Vidya Balan starrer Begum Jaan, written and directed by National award-winning filmmaker Srijit Mukherji has been a much-awaited film. Produced by Mahesh Bhatt’s Vishesh Films, the movie is a story of survival set against the backdrop of the India-Pakistan partition and its impact on a brothel. The wait is coming to an end, as the film is all set to hit the theatres this Friday. Our in-house film critic Sreeju Sudhakaran is watching the movie at a press show right now and he has sent the first impression of Begum Jaan.
Sreeju says, “Begum Jaan, which is an adaptation of acclaimed 2014 Bengali movie, Rajkahini shows us another story of the repercussions of partition, when India and Pakistan drew borders. Srijit Mukherji is making his directorial debut in Hindi films with this one, while Vidya Balan plays the lead protagonist.
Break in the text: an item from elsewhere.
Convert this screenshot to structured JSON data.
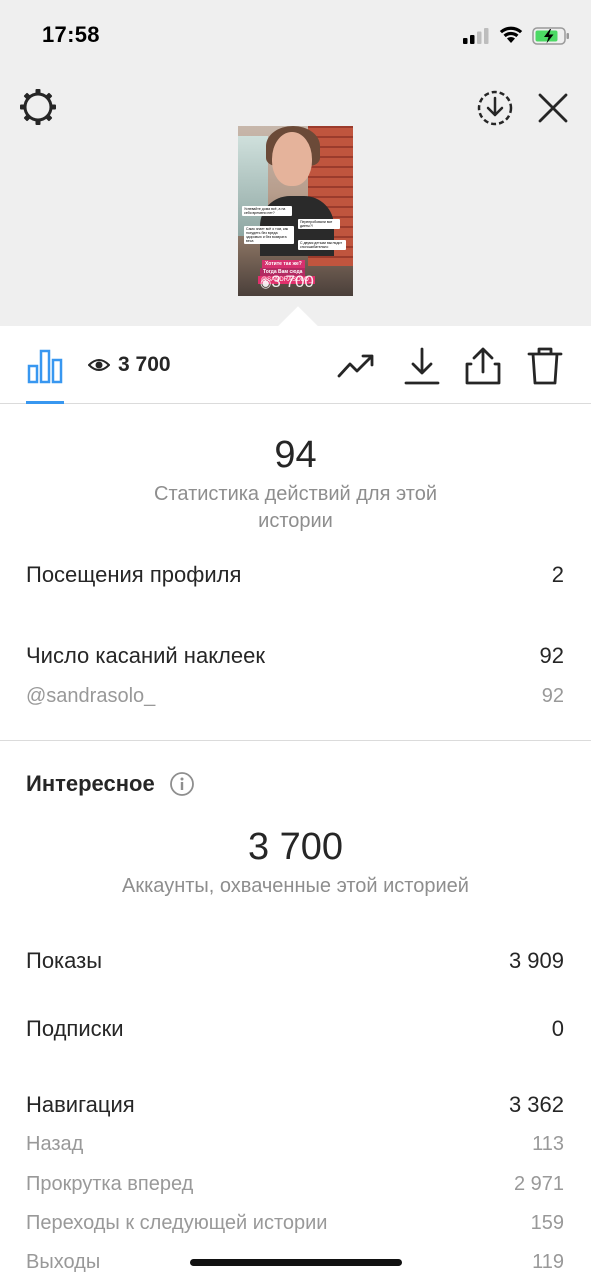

Much to my surprise, the film begins in 2016, in a scene that becomes uncomfortable by the minute, before it moves 70 years back to 1947 when a British diplomat called Radcliffe drew a line that divided two countries, and along with millions of people, a brothel run by Begum Jaan also gets victimised. In the first half, we are introduced to the inhabitants of this haweli, the prostitutes, some of whom have been victims of gang rape.
Begum Jaan is the mother-like figure for them, who oscillates being a kindred spirit to a stern hand when the situation demands. Some of them have their own love stories and infatuations, but nothing matters within the four walls of that kotha. Until that fateful day when the administrators from both the countries land up in their courtyard with an eviction notice.
Though it has its moments, Begum Jaan moves in a languid pace in the first half trying to set up the characters and the camaraderie of Begum and her girls. While Prem Mein Tohre song works, a couple of scenes irritate thanks to certain loud acting from a couple of characters. Backstories of some secondary characters, like the two administrators, could have been avoided. The film is bold, oh yeah, perhaps too bold for a mainstream Bollywood movie. Among the ensemble, Vidya Balan towers among the rest with her strong performance, though her character has rough edges. The movie peaks when it discussed the effects of partition, which is mostly confined to a very few scenes in the first half. Thankfully, the interval reaches the point where it promises to focus more on partition drama. And also give us glimpses of Chunkey Pandey and Naseeruddin Shah’s characters.”
Come back for the full movie review of Begum Jaan.